Right realism sees crime, especially street crime, as a growing problem.
THEIR ATTITUDE TO OTHER THEORIES

They believe other theories have failed to solve the problem of crime. They regard labelling and critical criminology as too sympathetic to the criminal and hostile to the police and courts

2

PRACTICAL SOULTIONS

Right realists are mainly concerned with practical solutions to reduce crime. In their view, the best way to do so Is through control and punishment, rather than rehabilitating offenders or tackling causes such as poverty.

3

The causes of crime

Right realisms reject the idea that structural or economic factors such as poverty are the cause of crime; e.g. they point out that the old tend to be poor yet have a very low crime rate.
For right realists, crime is the product of three factors: 1) biological differences; 2) inadequate socialisation and the underclass; 3) rational choice
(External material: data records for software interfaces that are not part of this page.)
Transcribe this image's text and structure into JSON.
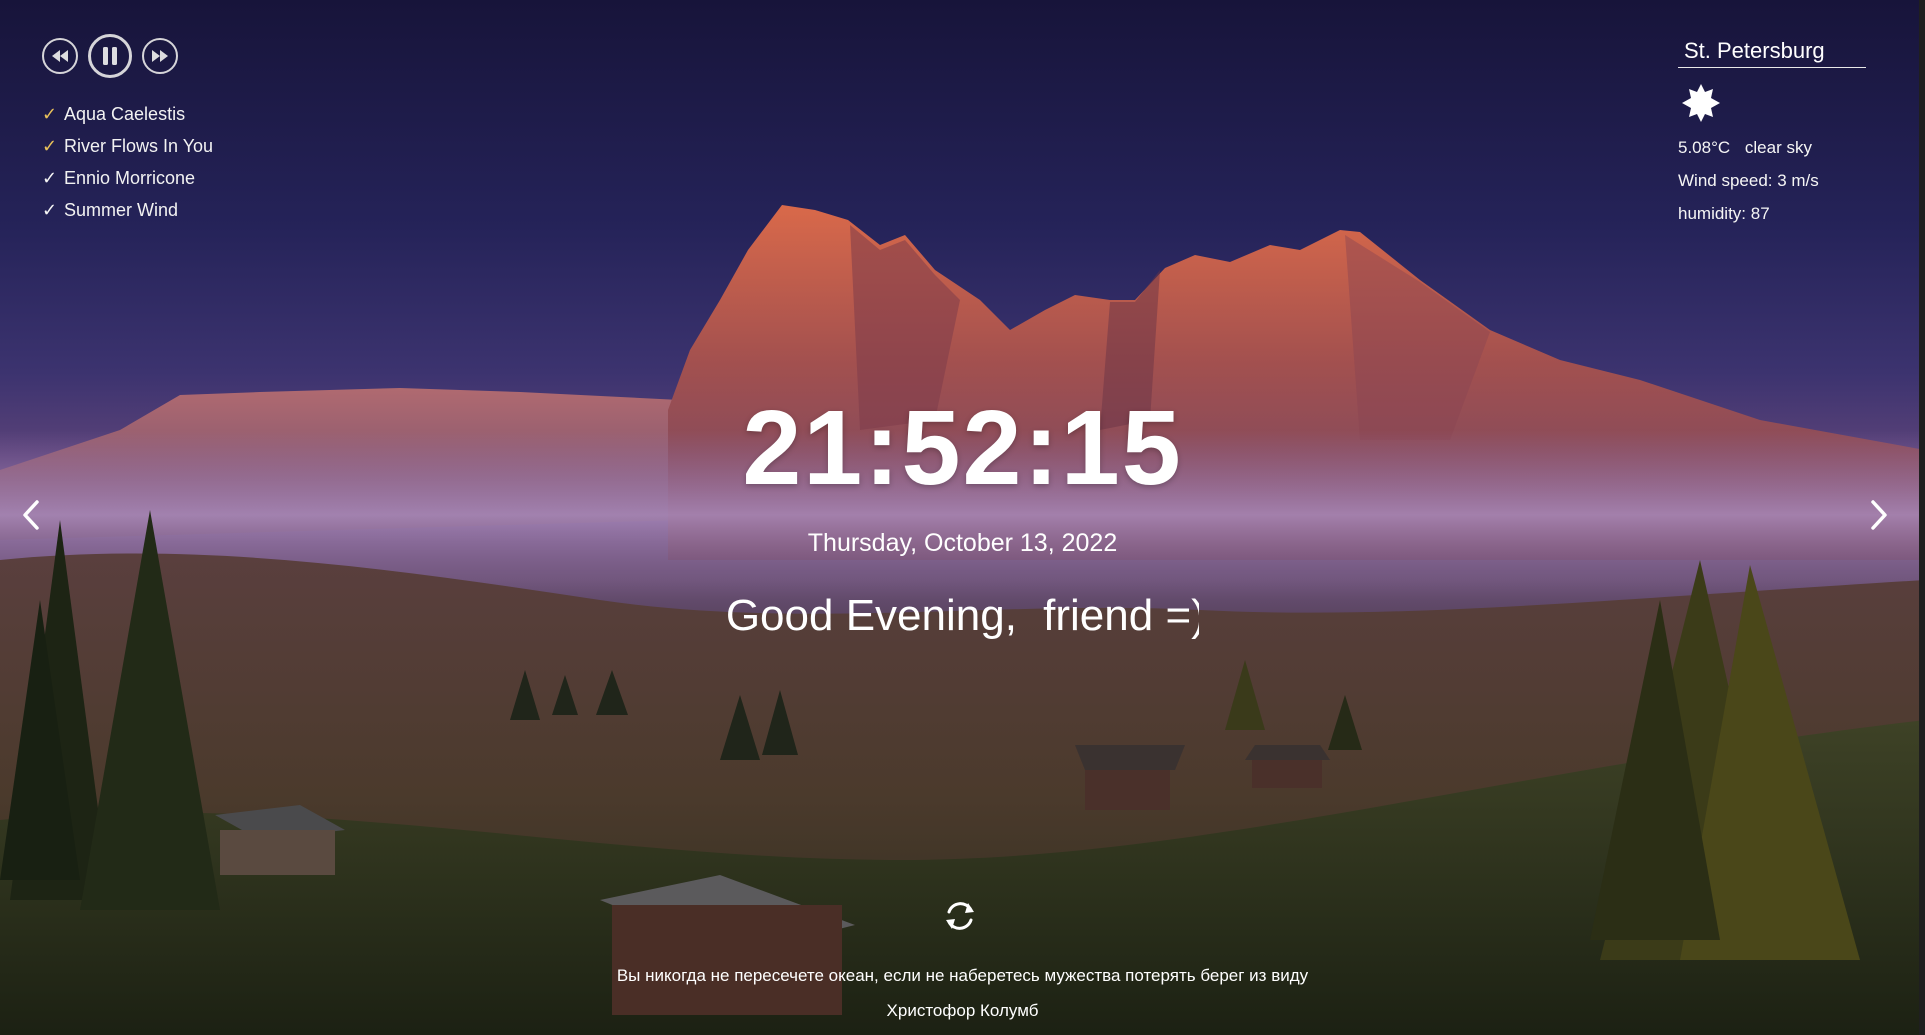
{
  "player": {
    "controls": {
      "prev_icon": "rewind-icon",
      "play_icon": "pause-icon",
      "next_icon": "fast-forward-icon"
    },
    "playlist": [
      {
        "title": "Aqua Caelestis",
        "active": true
      },
      {
        "title": "River Flows In You",
        "active": true
      },
      {
        "title": "Ennio Morricone",
        "active": false
      },
      {
        "title": "Summer Wind",
        "active": false
      }
    ]
  },
  "weather": {
    "city": "St. Petersburg",
    "icon": "clear-day-icon",
    "temperature": "5.08°C",
    "description": "clear sky",
    "wind": "Wind speed: 3 m/s",
    "humidity": "humidity: 87"
  },
  "clock": {
    "time": "21:52:15",
    "date": "Thursday, October 13, 2022"
  },
  "greeting": {
    "text": "Good Evening, ",
    "name": "friend =)"
  },
  "quote": {
    "text": "Вы никогда не пересечете океан, если не наберетесь мужества потерять берег из виду",
    "author": "Христофор Колумб",
    "refresh_icon": "refresh-icon"
  },
  "slider": {
    "prev_icon": "chevron-left-icon",
    "next_icon": "chevron-right-icon"
  },
  "colors": {
    "active_track_check": "#e8c15a",
    "text": "#ffffff"
  }
}
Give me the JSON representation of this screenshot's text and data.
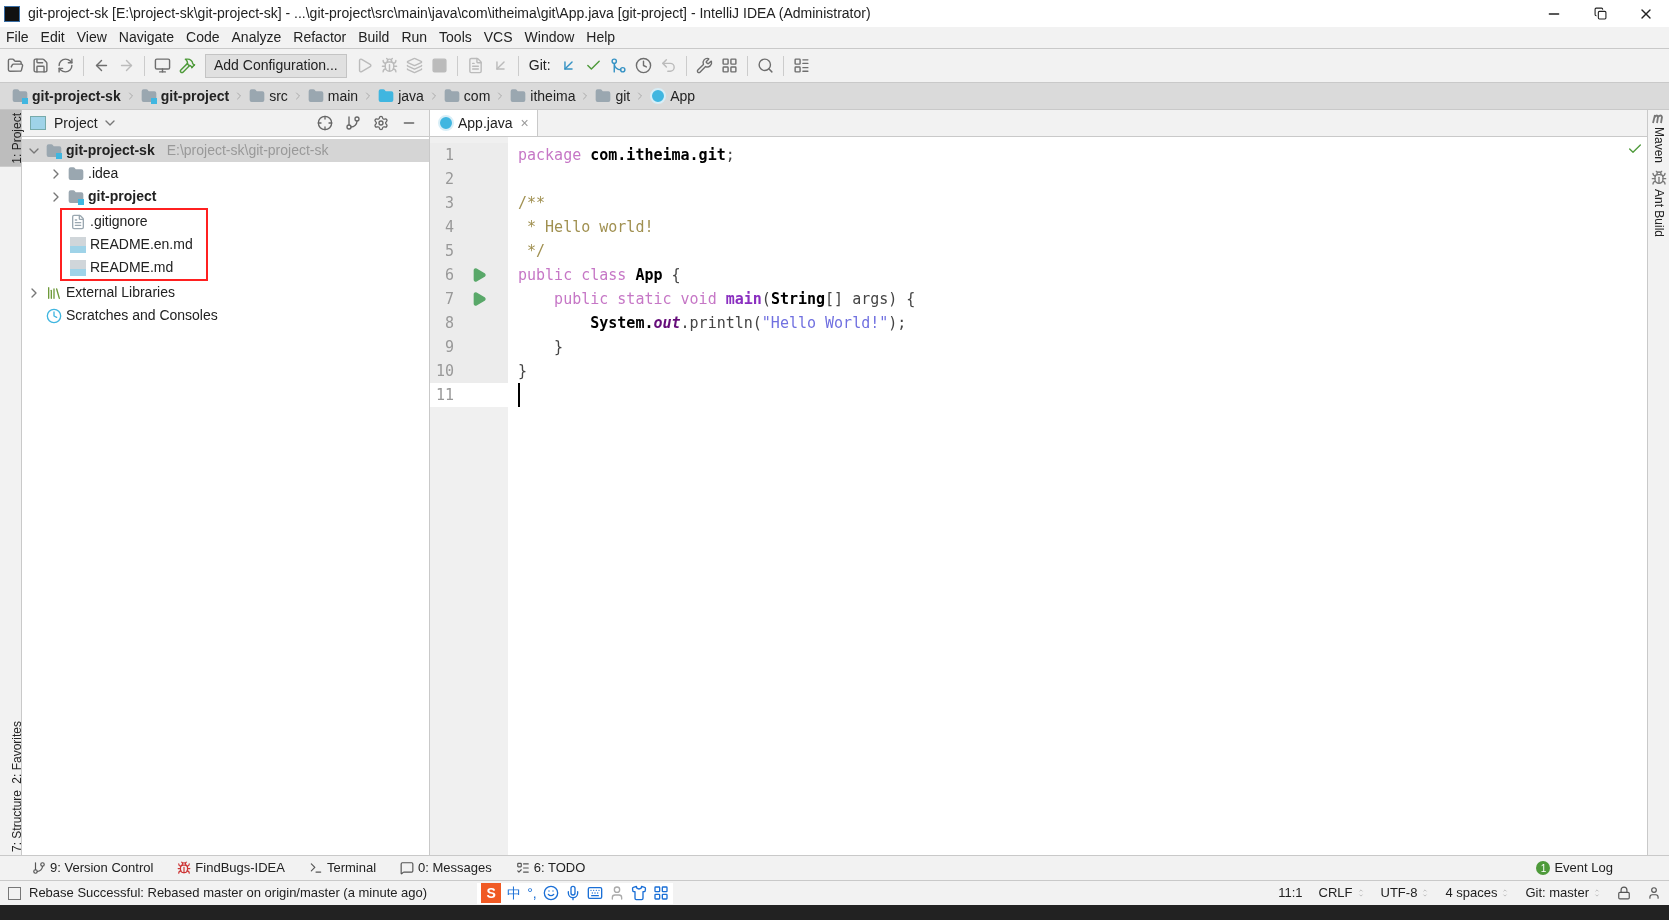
{
  "window": {
    "title": "git-project-sk [E:\\project-sk\\git-project-sk] - ...\\git-project\\src\\main\\java\\com\\itheima\\git\\App.java [git-project] - IntelliJ IDEA (Administrator)"
  },
  "menu": [
    "File",
    "Edit",
    "View",
    "Navigate",
    "Code",
    "Analyze",
    "Refactor",
    "Build",
    "Run",
    "Tools",
    "VCS",
    "Window",
    "Help"
  ],
  "toolbar": {
    "run_config": "Add Configuration...",
    "git_label": "Git:"
  },
  "breadcrumbs": [
    {
      "label": "git-project-sk",
      "kind": "module"
    },
    {
      "label": "git-project",
      "kind": "module"
    },
    {
      "label": "src",
      "kind": "folder"
    },
    {
      "label": "main",
      "kind": "folder"
    },
    {
      "label": "java",
      "kind": "source"
    },
    {
      "label": "com",
      "kind": "folder"
    },
    {
      "label": "itheima",
      "kind": "folder"
    },
    {
      "label": "git",
      "kind": "folder"
    },
    {
      "label": "App",
      "kind": "class"
    }
  ],
  "left_strip": [
    {
      "label": "1: Project",
      "selected": true
    },
    {
      "label": "2: Favorites",
      "selected": false
    },
    {
      "label": "7: Structure",
      "selected": false
    }
  ],
  "project_panel": {
    "title": "Project",
    "tree": [
      {
        "label": "git-project-sk",
        "path": "E:\\project-sk\\git-project-sk",
        "kind": "module",
        "expanded": true,
        "selected": true,
        "highlighted": false,
        "children": [
          {
            "label": ".idea",
            "kind": "folder",
            "expanded": false,
            "selected": false,
            "highlighted": false
          },
          {
            "label": "git-project",
            "kind": "module",
            "expanded": false,
            "selected": false,
            "highlighted": false
          },
          {
            "label": ".gitignore",
            "kind": "file",
            "selected": false,
            "highlighted": true
          },
          {
            "label": "README.en.md",
            "kind": "md",
            "selected": false,
            "highlighted": true
          },
          {
            "label": "README.md",
            "kind": "md",
            "selected": false,
            "highlighted": true
          }
        ]
      },
      {
        "label": "External Libraries",
        "kind": "libraries",
        "expanded": false,
        "selected": false,
        "highlighted": false
      },
      {
        "label": "Scratches and Consoles",
        "kind": "scratches",
        "selected": false,
        "highlighted": false
      }
    ]
  },
  "editor": {
    "tabs": [
      {
        "label": "App.java",
        "close": "×",
        "selected": true
      }
    ],
    "lines": [
      {
        "number": "1",
        "run": false,
        "current": false,
        "tokens": [
          {
            "text": "package ",
            "kind": "keyword"
          },
          {
            "text": "com.itheima.git",
            "kind": "bold"
          },
          {
            "text": ";",
            "kind": "plain"
          }
        ]
      },
      {
        "number": "2",
        "run": false,
        "current": false
      },
      {
        "number": "3",
        "run": false,
        "current": false,
        "tokens": [
          {
            "text": "/**",
            "kind": "comment"
          }
        ]
      },
      {
        "number": "4",
        "run": false,
        "current": false,
        "tokens": [
          {
            "text": " * Hello world!",
            "kind": "comment"
          }
        ]
      },
      {
        "number": "5",
        "run": false,
        "current": false,
        "tokens": [
          {
            "text": " */",
            "kind": "comment"
          }
        ]
      },
      {
        "number": "6",
        "run": true,
        "current": false,
        "tokens": [
          {
            "text": "public class ",
            "kind": "keyword"
          },
          {
            "text": "App",
            "kind": "bold"
          },
          {
            "text": " {",
            "kind": "plain"
          }
        ]
      },
      {
        "number": "7",
        "run": true,
        "current": false,
        "tokens": [
          {
            "text": "    public static void ",
            "kind": "keyword"
          },
          {
            "text": "main",
            "kind": "method"
          },
          {
            "text": "(",
            "kind": "plain"
          },
          {
            "text": "String",
            "kind": "bold"
          },
          {
            "text": "[] args) {",
            "kind": "plain"
          }
        ]
      },
      {
        "number": "8",
        "run": false,
        "current": false,
        "tokens": [
          {
            "text": "        System.",
            "kind": "bold"
          },
          {
            "text": "out",
            "kind": "field"
          },
          {
            "text": ".println(",
            "kind": "plain"
          },
          {
            "text": "\"Hello World!\"",
            "kind": "string"
          },
          {
            "text": ");",
            "kind": "plain"
          }
        ]
      },
      {
        "number": "9",
        "run": false,
        "current": false,
        "tokens": [
          {
            "text": "    }",
            "kind": "plain"
          }
        ]
      },
      {
        "number": "10",
        "run": false,
        "current": false,
        "tokens": [
          {
            "text": "}",
            "kind": "plain"
          }
        ]
      },
      {
        "number": "11",
        "run": false,
        "current": true
      }
    ]
  },
  "right_strip": [
    {
      "label": "Maven",
      "kind": "maven"
    },
    {
      "label": "Ant Build",
      "kind": "ant"
    }
  ],
  "bottom_tools": [
    {
      "label": "9: Version Control",
      "kind": "vcs"
    },
    {
      "label": "FindBugs-IDEA",
      "kind": "bug"
    },
    {
      "label": "Terminal",
      "kind": "terminal"
    },
    {
      "label": "0: Messages",
      "kind": "messages"
    },
    {
      "label": "6: TODO",
      "kind": "todo"
    }
  ],
  "event_log": {
    "label": "Event Log",
    "count": "1"
  },
  "status_bar": {
    "message": "Rebase Successful: Rebased master on origin/master (a minute ago)",
    "ime": [
      "S",
      "中",
      "°,"
    ],
    "position": "11:1",
    "line_sep": "CRLF",
    "encoding": "UTF-8",
    "indent": "4 spaces",
    "branch": "Git: master"
  }
}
4

BIOLOGICAL DIFFERENCES

According to Wilson and Herrnstein, crime is caused by a combination of biological and social factors. Biological differences between individuals make some people innately predisposed to commit crime, due to personality traits such as aggressiveness, risk taking or low intelligence, which RRs see as biologically determined

5

THE UNDERCLASS

Effective socialisation decreases the risk of offending by teaching self control and correct values. RRs see the nuclear family as the best agency of socialisation.

6

Murray

According to Murray, the nuclear family is being undermined by the welfare state, which is creating welfare dependency and encouraging the growth of an underclass who fail to socialise their children properly.
Generous welfare provision has led to the growth of benefit dependent lone parent families, since men no longer need to take responsibility for supporting their families.
Absent fathers mean that boys lack discipline and an appropriate role model, so they turn to delinquent role models in street gangs and gain status through crime rather than through supporting their families.

7

RATIONAL CHOICE THEORY

Clarke's rational choice theory assumes individuals are rational beings with free will. Deciding to commit crime is a choice based on a rational calculation of the consequences. If the rewards of crime appear to outweigh the costs, then people will be more likely to offend. RRs argue that the crime rate is high because the perceived costs are low, e.g. little risk of being caught and lenient punishments

8

Felson's routine activity theory argues that for a crime to occur, there must be...

- A motivated offender, a suitable target and the absence of a 'capable guardian'
Offenders act rationally, so the presence of a guardian is likely to deter them.

9

RIGHT REALIST SOLUTIONS TO CRIME
RRs believe it is pointless trying to tackle the underlying causes of crime (biological and socialisation differences) since these are hard to change. Instead, they focus on the control and punishment of offenders..

- Wilson and Kelling argue that we must keep neighbourhoods orderly to prevent crime taking hold. Any sign of deterioration , e.g. graffiti must be dealt with immediately
- They advocate a zero tolerance policy. The police should focus on controlling the streets so that law abiding citizens feel safe
- Crime prevention policies should reduce the rewards of crime and increase its costs, e.g. target hardening- more use of prison.

10

Criticisms of Right Realism

- It ignores structural causes of crime, e.g. poverty
- It is concerned almost solely with street crime, ignoring corporate crime, which is more costly and harmful to the public.
- It over emphasises control of disorderly neighbourhoods, ignoring underlying causes of neighbourhood decline.